Even those scientists, who don’t have any journalism, or out of niche discipline interests (the vast majority), would be eager to take a closer look at how Nature, the number one scientific weekly journal is made, how the articles are peer reviewed, how the column structure looks like, what are the future perspectives of Nature Publishing Group, how they are doing in the new web age, what the main problems are.
On the 10th, September I spent around 6 hours at the Nature Headquarters in London. The Macmillan building is an old Victorian house near King’s Cross at the Crinnan street.
We started to talk about how work at NPG is organized and I asked the guys how functional the Nature email system (@nature.com addresses) is. It turned out that the mail storage capacity is poor (still in the MB range), so heroic manual delete fight is needed against full mailboxes. But instead of an efficient email system, there is an internal, email killer corporate blog called Nurture (don’t mix it with the Nurture’s magazine for Nature authors) which works perfectly well.
Ian Mulvany, Connotea experimenter, was kind enough to send me the first post of Nurture by Ben Lund (former Connotea project manager turned freelancer) from 2003 in the name of radical transparency. So here I am pleased to blog this historical first post accompanied by the current tag cloud of the Nurture blog. As Ian says retrospectively: By placing it on a blog the readership can self-select.

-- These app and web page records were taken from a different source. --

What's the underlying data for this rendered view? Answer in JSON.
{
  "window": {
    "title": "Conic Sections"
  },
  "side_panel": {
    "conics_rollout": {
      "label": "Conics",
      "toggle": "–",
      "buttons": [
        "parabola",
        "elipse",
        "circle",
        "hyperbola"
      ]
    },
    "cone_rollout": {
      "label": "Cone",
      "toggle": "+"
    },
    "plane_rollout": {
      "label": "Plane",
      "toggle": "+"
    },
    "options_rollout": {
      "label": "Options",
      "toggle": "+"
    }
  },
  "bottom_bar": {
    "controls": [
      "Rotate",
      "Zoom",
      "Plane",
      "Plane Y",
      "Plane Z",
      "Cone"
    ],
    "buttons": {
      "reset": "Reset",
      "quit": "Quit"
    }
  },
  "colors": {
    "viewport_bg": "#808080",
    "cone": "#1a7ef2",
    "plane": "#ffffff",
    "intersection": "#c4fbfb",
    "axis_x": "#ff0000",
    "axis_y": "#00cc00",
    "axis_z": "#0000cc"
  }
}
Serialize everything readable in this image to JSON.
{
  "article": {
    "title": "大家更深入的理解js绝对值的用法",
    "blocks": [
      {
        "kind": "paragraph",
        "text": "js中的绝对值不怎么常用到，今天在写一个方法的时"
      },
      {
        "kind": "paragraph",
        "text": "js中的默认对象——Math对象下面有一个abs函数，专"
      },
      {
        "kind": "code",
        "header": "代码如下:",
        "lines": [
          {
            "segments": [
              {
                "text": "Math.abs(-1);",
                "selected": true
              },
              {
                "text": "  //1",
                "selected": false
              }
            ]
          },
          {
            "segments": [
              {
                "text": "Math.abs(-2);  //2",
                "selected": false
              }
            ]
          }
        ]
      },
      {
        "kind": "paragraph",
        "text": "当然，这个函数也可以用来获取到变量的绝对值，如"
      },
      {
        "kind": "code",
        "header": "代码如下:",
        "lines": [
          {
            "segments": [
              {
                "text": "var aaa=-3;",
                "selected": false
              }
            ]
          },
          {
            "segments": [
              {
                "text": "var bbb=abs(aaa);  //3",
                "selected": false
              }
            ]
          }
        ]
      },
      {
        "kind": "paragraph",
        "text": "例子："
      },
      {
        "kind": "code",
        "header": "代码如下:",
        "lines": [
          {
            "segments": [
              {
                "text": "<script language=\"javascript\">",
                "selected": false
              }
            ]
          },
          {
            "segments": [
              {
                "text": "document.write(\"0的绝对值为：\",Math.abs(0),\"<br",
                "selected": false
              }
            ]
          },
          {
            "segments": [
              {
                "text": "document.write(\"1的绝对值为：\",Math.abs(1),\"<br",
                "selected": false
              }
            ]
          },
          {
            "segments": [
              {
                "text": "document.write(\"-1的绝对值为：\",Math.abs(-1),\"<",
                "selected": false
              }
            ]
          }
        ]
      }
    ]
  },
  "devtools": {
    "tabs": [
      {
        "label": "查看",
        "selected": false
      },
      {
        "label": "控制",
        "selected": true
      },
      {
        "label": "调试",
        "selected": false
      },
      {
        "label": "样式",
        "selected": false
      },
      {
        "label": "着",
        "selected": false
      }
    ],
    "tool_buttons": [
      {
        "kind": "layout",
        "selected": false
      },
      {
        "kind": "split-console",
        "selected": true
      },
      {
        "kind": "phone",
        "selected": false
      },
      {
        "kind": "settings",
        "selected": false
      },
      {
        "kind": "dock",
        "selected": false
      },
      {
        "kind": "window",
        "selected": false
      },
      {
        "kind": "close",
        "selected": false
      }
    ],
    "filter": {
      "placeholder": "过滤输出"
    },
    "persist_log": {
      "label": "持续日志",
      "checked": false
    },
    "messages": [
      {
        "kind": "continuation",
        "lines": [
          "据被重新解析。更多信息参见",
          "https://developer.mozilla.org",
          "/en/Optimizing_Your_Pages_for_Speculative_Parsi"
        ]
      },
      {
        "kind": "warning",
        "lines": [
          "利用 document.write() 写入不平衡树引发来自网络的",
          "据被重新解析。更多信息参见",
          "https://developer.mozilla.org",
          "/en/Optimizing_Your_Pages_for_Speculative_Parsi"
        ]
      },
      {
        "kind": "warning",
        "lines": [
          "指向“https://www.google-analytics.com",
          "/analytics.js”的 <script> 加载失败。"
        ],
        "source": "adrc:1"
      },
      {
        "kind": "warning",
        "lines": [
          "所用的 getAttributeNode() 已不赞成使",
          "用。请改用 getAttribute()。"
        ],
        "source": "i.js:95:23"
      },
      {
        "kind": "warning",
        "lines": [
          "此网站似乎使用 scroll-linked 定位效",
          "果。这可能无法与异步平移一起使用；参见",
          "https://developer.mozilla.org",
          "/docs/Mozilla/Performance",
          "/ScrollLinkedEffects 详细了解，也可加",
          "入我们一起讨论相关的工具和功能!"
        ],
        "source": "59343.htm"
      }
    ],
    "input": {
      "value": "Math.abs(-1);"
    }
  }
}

It also allows for consumption independent from interruption.
to be continued…